If I were experiencing those symptoms of living in the flesh rather than living by the Spirit, I would think a practical response would be two-fold.

  • The first half of the response would be repentance. To own the tantrum. To face the immaturity within without excuse—and despise it as a tumor that will lead to spiritual death unless it is removed.
  • The second half of the response is to look to Jesus for fresh grace. Look to the one who died, suffering the penalty for our fleshly, sinful, rebellious terrible twos. Trusting that his blood covers you completely—right now—this is the superfood of the Christian life that propels unto toward greater maturity and fruitfulness in humility, love, and unity.

Do you know how baby eagles learn to fly? At just two months old, a baby eagle discovers that there is cool air and warm air and that its parents tend to leave the next when the warm air blows. We call this warm breeze a thermal, which is created from warm air near the ground that rises, displacing the cooler air and creating uplift. All the young eagle has to do when warm air begins to rise is spread its wings and step off the edge of the nest.

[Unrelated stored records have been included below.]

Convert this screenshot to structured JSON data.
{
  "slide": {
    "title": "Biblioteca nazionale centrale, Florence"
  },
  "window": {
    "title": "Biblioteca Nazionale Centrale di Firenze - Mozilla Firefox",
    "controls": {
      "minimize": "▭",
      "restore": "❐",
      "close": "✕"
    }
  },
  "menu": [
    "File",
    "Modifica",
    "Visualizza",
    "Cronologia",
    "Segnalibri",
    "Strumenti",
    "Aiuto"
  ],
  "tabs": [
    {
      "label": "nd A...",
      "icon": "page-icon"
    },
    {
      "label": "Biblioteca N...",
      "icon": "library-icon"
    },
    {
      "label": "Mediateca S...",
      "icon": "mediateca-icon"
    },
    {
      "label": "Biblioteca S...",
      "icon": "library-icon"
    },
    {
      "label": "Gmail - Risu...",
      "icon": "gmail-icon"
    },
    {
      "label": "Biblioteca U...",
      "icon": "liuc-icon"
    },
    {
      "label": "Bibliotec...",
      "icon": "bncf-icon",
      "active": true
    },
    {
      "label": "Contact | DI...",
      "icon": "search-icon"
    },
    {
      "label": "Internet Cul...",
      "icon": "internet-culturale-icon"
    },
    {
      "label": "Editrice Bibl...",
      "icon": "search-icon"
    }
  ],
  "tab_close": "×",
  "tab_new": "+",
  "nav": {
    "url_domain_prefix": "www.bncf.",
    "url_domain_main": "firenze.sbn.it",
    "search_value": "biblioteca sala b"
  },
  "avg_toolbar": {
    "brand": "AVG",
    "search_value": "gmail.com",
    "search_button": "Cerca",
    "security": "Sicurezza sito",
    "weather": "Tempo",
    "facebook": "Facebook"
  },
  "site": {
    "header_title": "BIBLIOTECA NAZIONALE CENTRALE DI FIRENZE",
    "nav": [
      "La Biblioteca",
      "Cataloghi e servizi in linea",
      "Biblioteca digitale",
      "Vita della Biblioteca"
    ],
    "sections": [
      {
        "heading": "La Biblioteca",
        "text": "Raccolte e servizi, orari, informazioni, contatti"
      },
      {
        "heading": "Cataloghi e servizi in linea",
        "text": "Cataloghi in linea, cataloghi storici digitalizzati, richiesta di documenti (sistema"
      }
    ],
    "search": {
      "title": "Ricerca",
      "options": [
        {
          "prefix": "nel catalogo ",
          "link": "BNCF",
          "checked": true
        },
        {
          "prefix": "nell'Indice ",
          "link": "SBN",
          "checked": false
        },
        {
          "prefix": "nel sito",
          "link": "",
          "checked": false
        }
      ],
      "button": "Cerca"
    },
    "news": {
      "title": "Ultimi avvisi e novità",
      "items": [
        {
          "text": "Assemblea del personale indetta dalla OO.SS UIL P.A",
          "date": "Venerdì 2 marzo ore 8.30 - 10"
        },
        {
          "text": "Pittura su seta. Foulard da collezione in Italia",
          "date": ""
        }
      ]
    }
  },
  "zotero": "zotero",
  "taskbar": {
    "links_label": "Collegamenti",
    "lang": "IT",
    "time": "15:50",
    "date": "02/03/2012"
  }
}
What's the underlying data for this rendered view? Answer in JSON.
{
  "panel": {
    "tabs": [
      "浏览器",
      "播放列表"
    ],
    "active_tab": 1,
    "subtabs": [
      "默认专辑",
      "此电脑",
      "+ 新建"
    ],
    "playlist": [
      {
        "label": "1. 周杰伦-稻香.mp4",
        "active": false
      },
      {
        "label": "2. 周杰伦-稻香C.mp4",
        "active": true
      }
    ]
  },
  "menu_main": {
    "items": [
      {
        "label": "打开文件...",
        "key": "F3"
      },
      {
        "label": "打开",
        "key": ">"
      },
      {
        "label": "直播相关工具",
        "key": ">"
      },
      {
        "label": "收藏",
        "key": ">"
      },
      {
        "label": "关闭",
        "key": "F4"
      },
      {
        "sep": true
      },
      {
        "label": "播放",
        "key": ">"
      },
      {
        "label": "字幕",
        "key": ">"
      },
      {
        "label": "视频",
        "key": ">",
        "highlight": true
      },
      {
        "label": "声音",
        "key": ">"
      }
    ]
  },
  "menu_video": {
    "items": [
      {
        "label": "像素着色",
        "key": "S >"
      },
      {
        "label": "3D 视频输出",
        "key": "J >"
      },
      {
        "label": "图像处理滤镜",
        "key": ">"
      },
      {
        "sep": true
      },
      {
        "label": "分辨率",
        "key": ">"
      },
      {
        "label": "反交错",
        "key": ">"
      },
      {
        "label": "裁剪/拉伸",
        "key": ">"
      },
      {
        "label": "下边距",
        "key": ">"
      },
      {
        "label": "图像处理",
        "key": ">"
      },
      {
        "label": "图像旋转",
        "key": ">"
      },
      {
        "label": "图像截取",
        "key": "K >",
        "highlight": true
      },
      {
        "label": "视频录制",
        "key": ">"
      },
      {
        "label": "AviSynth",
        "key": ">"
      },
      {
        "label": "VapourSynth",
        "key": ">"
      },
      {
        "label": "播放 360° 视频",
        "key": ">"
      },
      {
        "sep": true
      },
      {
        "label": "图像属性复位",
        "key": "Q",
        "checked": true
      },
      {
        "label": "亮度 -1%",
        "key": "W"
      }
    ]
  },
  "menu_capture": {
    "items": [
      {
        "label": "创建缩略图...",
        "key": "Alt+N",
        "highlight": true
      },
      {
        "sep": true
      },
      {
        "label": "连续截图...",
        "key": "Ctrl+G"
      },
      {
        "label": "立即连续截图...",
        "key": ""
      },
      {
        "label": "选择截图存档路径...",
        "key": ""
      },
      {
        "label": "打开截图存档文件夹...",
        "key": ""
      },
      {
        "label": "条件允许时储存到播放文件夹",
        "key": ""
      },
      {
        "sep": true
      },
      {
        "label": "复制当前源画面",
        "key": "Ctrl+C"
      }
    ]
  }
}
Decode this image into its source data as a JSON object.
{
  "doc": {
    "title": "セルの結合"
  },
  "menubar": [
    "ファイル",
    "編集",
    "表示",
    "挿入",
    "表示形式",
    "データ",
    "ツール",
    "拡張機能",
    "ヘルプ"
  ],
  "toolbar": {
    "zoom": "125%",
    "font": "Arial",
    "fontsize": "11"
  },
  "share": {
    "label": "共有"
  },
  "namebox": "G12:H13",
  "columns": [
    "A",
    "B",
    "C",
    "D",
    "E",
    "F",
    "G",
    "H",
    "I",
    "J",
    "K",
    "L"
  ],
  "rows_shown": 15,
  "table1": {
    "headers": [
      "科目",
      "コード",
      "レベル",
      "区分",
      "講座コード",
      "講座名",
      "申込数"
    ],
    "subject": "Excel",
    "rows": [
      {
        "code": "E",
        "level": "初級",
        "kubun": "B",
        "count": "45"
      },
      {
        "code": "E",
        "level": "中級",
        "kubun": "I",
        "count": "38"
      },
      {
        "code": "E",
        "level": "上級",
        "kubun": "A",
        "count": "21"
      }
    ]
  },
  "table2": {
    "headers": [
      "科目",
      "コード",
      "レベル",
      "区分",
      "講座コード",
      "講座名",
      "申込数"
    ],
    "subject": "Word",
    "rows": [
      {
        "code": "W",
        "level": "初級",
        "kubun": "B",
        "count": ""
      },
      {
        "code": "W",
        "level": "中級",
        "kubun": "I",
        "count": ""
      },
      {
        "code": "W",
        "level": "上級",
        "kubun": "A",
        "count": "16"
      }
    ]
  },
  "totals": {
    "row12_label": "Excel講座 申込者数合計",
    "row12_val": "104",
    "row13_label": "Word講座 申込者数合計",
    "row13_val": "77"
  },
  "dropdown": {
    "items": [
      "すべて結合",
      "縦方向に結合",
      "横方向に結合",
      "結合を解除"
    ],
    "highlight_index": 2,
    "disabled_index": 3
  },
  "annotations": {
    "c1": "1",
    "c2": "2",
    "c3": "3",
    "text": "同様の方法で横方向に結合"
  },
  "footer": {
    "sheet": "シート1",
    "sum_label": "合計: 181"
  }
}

Gravity is still at work. But there is a higher principle that overcomes the pull of gravity. That principle is not the power resident in their wings to flap. The higher principle that overcomes gravity is the power produced by the thermal energy in the air.[8]

In the same way, the gravity of our sin nature is still at work, provoking us to bicker with our spiritual siblings, living as terrible twos in Christ. But the Holy Spirit, who is the thermal current of God, is calling us to spread wings of faith, step out of the nest, and experience the joy of supernatural living, where we finally are able to soar with love for God and each other—not because of how hard we flap our wings, but because of the wind beneath our wings—the Spirit who upholds us and empowers us to grow up.


[1] ἔρις – ‘always saying bad things about one another’ or ‘never having a good word to say to one another.

[2] Johannes P. Louw and Eugene Albert Nida, Greek-English Lexicon of the New Testament: Based on Semantic Domains (New York: United Bible Societies, 1996), 494.

[3] Maybe we should begin with a personal evaluation. Do I tend to think the best of other’s motives and actions, or do I think the worst? Am I initially encouraging or primarily critical? Do I look for what I can commend, or do I talk them down among other people?

[4] This semester in the wake of a lot of transition, we are doing some things differently than we have in the recent past. We are offering TFL and even requiring it for those in leadership roles. We are doing K-Groups a little differently, too. Our primary men’s discipleship ministry is being affected this fall in a big way. These kinds of changes and transitions require a great deal of trust. A lot of thinking the best vs thinking the worst.  There could have been an outward revolt to this fall’s ministry plan. Or there could have been people just talking in the corners, spreading seeds of discontent. Both options eventually lead to the same conclusion. Division and dissolution. A rift like the kind that took place in Corinth. I am grateful that grace has won the day and we are unified as we move through the transition. What a gift. What a blessing!  This unity has nothing to do with anything I have done or our elder team. If unity exists and we are experiencing spiritual growth and maturity, it is because of God’s work among us.

[5] This is what Paul is saying about Apollos and himself. Paul planted the church. Apollos came afterward to teach the church—to water.

[6] Paul reminds the Corinthians that the human element is a means. He says that preachers are those through whom, not in whom they had believed. Leaders should not compete but compliment. See Eph. 4:11ff. This is why we need a bigger view of God and a smaller view of the bondservants of God, regardless of how gifted they are.

[7] γεώργιον, ου n: cultivated land, normally restricted to tilled fields or orchards, in contrast with pasture land (in the NT γεώργιον is used only figuratively of people whom God cares for and nurtures.  Johannes P. Louw and Eugene Albert Nida, Greek-English Lexicon of the New Testament: Based on Semantic Domains (New York: United Bible Societies, 1996), 17.

[8] Concept from Kenneth Boa, Life in the Presence of God (InterVarsity Press 2017), 129-130.